**PROBLEM DESCRIPTION**
Copy each line below in which the word "text" occurs.

═══ THE RECORDS ═══

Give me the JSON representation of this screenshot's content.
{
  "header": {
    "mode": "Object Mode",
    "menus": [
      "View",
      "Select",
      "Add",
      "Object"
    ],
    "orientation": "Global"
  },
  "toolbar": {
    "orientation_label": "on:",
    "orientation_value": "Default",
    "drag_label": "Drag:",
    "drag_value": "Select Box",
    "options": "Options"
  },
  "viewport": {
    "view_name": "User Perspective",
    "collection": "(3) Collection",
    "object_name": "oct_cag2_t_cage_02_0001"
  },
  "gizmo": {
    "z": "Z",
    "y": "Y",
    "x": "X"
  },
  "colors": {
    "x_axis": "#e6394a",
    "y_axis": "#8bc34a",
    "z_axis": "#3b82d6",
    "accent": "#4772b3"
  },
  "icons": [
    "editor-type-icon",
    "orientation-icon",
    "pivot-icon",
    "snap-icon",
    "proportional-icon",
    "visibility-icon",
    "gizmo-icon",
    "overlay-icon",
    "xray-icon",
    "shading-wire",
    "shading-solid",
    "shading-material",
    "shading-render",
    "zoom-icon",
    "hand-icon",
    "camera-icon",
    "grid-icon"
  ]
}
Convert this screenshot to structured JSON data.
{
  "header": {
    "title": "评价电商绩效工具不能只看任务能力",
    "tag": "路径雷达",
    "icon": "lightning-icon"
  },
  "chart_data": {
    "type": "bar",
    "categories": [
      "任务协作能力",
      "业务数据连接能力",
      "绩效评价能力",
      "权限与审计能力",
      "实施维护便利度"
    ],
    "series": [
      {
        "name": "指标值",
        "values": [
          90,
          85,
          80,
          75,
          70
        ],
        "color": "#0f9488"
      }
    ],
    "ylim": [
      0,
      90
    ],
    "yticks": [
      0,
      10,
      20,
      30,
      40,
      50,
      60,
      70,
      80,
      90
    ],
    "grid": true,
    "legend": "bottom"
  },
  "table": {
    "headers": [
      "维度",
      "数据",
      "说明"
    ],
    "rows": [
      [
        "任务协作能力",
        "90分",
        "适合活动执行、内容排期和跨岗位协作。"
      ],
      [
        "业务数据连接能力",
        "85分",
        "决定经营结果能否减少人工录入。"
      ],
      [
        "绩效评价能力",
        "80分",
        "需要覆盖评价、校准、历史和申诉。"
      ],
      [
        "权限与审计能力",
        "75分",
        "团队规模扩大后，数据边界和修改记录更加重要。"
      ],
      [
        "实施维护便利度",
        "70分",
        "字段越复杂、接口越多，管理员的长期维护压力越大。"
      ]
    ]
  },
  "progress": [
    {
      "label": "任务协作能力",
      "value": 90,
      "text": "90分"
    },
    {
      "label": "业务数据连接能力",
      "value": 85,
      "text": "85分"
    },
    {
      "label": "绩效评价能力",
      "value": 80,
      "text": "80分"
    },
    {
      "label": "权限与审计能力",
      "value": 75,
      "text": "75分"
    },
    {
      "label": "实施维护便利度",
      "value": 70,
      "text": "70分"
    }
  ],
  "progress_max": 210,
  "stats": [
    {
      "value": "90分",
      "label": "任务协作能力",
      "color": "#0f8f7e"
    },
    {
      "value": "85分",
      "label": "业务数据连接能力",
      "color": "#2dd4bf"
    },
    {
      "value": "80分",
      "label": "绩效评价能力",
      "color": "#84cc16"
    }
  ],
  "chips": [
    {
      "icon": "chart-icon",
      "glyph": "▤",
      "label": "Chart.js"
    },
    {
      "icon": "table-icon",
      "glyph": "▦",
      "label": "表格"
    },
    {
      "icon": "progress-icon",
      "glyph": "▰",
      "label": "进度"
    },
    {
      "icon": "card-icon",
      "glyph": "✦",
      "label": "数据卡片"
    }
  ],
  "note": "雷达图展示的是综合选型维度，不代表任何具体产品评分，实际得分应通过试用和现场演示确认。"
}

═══

**OUTPUT**
      "text": "90分"
      "text": "85分"
      "text": "80分"
      "text": "75分"
      "text": "70分"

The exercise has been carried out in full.